In May 2016, Mayor Fischer signed the Global Covenant of Mayors, an agreement signed by leaders of more than 9,000 cities across the world committing to inventory and develop a strategy to reduce greenhouse gas emissions. Globally, cities play a major role in these efforts, as 70 percent of greenhouse gas emissions come from cities.
Greenhouse gases get trapped in the atmosphere, which causes warming and leads to climate change. These gases are emitted when we drive, turn on the lights in our homes and buildings, and when waste breaks down in the landfill, among other sources.
The city’s Global Covenant commitment is a three-step process: conducting the inventory, setting a reduction target and creating a strategy to meet that target.
Louisville inventoried its greenhouse gas emissions in 2017, releasing a draft report indicating emissions had been reduced by 16.9 percent between 2010 and 2016. Further review, including additional information regarding Louisville’s energy use, clarified that the actual community-wide decrease in emissions was 10.1 percent.
“Clearly, there is work to be done,” Mayor Fischer said. “But this is about protecting the future of our planet. Many of our city’s largest businesses already have adopted corporate practices and goals that will help us move the needle, and we urge individuals to do their part as well. It will take all of us to achieve this very ambitious goal.”
Cities across the country, such as Cincinnati, Atlanta, Cleveland, Denver and Philadelphia, are also setting a reduction goal of 80 percent, which aligns with the scientific consensus of what is required to avoid the most damaging effects of climate change.
For Louisville, the next step is to develop a strategy on how we as a community will achieve the goal in a way that supports our goals for creating a more resilient, equitable and environmentally just city.
The city has created a survey to gauge public interest and support for potential options, such as planting more trees, conserving energy or using automobiles less.
Copies of the survey will be shared at upcoming community meetings, and an online survey is available at the city’s website, www.louisvilleky.gov, and at Louisville Free Public Library branches.
The next phase of the city’s Global Covenant of Mayors commitment is to begin climate adaptation planning, which will be conducted in alignment with the city’s Louisville Resilience program.
Staff from the Louisville Metro Office of Sustainability will meet with community groups in coming months to gather feedback and further elaborate on next steps. The first of those meetings will be with the Rubbertown Community Advisory Council on Jan. 10 and the 100 Resilient Cities Work Group on Jan. 28. If you would like for staff to attend your neighborhood association, board or city council meeting, please call 574-6285 or email email@example.com

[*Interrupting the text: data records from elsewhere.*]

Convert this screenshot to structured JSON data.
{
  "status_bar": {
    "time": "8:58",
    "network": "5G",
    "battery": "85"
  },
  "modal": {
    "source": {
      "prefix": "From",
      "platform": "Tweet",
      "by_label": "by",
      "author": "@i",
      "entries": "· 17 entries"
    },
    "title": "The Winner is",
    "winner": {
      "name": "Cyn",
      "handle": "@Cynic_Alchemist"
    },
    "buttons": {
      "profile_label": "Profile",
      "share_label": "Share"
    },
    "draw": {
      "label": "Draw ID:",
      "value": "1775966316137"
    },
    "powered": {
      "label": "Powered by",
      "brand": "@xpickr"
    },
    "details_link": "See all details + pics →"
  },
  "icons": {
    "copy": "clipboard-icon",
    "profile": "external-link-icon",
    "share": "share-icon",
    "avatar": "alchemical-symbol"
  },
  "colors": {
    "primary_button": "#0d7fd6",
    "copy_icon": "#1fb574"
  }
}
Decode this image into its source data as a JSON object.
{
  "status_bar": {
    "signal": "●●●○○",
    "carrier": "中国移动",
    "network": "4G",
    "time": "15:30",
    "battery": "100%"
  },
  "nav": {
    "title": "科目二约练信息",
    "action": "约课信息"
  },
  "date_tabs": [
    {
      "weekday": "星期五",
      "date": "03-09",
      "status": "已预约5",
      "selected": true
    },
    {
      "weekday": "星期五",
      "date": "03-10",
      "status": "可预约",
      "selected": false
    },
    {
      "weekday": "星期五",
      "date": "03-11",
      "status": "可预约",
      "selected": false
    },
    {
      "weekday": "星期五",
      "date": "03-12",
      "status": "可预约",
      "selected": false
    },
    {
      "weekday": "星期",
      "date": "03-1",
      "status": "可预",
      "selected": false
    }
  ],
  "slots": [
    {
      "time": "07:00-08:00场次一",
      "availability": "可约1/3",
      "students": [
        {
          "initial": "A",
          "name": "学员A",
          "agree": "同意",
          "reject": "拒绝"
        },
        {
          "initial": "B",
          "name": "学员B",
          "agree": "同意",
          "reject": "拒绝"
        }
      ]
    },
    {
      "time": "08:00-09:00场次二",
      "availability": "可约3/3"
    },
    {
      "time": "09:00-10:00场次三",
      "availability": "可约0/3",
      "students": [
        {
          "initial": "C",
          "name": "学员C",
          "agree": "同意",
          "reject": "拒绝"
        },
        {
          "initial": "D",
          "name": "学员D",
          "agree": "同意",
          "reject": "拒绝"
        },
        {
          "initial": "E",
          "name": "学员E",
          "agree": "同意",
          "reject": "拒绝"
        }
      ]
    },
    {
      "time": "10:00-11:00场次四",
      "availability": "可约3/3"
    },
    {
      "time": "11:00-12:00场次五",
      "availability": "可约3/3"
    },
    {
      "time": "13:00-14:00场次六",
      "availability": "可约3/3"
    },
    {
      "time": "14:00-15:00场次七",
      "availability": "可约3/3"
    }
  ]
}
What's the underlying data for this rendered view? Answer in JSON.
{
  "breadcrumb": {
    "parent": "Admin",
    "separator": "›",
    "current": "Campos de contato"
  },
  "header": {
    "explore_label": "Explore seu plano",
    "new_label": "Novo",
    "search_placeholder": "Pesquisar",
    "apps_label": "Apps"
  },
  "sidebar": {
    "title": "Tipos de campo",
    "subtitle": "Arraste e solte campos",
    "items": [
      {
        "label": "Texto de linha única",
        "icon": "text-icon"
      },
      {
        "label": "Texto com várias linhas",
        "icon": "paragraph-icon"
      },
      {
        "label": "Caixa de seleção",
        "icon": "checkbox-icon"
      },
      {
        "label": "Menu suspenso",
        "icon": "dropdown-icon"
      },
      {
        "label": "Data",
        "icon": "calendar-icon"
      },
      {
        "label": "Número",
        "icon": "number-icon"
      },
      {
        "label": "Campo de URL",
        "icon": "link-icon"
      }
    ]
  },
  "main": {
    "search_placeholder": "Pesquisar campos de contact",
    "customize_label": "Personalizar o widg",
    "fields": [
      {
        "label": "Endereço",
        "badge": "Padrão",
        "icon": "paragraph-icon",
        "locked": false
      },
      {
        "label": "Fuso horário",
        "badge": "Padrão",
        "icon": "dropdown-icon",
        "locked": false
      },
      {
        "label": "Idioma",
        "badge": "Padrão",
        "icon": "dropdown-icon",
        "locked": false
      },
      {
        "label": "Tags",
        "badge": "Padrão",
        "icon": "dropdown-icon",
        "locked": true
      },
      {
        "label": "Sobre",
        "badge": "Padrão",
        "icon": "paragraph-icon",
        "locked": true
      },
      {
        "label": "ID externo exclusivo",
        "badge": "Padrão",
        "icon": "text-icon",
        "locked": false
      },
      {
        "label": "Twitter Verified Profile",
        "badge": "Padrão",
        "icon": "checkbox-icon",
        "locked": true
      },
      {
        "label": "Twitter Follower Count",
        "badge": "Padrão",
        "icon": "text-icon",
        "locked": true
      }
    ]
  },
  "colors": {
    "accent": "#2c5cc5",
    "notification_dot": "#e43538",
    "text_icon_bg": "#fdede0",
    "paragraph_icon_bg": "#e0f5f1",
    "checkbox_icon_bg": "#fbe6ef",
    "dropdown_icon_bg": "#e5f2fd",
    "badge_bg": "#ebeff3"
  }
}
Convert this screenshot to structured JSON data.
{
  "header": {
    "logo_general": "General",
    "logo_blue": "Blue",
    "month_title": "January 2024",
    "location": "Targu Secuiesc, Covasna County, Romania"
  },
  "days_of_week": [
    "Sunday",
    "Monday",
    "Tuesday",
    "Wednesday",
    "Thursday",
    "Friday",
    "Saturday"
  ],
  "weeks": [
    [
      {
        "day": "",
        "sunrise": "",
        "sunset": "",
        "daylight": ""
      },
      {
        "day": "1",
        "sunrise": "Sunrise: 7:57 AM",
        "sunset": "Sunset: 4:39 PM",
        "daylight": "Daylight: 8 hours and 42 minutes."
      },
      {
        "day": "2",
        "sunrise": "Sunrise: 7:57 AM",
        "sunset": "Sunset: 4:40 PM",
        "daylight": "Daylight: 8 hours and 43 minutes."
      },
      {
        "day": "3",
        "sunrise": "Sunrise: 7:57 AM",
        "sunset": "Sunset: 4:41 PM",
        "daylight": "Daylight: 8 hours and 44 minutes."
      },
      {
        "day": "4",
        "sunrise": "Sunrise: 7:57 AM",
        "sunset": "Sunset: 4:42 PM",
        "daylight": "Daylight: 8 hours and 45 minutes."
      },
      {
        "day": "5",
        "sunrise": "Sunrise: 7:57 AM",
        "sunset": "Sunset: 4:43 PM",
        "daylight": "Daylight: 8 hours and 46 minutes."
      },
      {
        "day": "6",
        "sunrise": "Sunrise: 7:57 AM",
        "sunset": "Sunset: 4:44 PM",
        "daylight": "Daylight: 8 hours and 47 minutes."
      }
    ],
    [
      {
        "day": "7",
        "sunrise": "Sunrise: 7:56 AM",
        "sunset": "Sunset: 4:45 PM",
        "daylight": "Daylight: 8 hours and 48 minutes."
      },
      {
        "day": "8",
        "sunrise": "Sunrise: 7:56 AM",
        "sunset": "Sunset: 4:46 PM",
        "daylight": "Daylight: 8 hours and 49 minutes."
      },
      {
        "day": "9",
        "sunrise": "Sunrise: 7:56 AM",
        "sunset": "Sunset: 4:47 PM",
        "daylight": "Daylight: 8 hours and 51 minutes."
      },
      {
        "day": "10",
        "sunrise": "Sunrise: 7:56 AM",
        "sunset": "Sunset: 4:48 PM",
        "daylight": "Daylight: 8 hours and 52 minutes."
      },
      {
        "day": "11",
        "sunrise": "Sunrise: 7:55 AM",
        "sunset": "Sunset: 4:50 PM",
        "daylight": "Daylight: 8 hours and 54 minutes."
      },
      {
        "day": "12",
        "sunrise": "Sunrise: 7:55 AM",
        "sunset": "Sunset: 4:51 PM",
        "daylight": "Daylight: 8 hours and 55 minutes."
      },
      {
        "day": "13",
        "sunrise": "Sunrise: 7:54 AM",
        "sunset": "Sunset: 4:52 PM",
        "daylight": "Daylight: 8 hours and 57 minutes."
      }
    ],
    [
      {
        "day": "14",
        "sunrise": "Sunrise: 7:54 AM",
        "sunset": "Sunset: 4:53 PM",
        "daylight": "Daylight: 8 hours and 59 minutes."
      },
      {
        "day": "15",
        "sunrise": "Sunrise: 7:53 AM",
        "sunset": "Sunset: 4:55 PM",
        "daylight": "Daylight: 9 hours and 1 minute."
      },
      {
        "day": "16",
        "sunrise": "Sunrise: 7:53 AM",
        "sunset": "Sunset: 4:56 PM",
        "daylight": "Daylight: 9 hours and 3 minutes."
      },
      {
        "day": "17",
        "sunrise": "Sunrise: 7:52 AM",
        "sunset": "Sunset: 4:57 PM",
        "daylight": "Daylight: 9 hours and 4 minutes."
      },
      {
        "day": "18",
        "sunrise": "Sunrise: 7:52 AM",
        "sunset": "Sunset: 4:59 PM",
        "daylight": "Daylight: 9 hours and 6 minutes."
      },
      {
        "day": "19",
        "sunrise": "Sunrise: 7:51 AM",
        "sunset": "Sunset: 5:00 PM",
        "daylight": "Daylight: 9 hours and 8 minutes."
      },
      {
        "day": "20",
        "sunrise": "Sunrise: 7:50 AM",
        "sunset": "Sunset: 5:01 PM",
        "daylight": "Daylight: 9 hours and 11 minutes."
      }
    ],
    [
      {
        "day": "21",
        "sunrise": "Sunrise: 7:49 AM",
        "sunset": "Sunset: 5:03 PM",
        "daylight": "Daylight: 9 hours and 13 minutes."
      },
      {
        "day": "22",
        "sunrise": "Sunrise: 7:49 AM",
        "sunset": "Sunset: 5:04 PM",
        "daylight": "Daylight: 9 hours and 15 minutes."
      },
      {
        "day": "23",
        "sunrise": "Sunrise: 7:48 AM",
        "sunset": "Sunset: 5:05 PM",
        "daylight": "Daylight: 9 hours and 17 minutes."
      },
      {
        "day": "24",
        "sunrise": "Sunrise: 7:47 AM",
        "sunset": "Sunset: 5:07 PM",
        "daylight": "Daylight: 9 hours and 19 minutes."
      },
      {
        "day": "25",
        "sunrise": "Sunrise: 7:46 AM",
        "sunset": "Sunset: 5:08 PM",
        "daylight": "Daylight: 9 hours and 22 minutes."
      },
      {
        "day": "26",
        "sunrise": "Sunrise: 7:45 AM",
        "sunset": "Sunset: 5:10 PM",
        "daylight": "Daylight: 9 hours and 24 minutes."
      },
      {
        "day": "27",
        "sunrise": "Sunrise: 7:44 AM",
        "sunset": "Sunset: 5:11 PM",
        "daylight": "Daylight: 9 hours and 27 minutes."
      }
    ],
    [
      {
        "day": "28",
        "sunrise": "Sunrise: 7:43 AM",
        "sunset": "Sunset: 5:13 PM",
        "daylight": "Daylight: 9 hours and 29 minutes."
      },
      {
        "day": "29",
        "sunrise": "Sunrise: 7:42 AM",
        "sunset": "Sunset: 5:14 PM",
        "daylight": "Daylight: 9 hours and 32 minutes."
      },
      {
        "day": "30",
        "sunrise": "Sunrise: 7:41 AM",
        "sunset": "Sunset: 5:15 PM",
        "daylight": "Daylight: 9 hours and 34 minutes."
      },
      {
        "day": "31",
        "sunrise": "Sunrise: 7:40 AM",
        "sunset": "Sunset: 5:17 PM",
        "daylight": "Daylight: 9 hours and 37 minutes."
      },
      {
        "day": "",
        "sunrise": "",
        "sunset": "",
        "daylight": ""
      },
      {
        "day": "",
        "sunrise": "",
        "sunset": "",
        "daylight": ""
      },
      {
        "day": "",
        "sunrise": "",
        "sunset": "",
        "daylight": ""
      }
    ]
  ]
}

For more information on Louisville’s effort to reduce greenhouse gas emissions, please visit https://louisvilleky.gov/government/sustainability/greenhouse-gas-inventory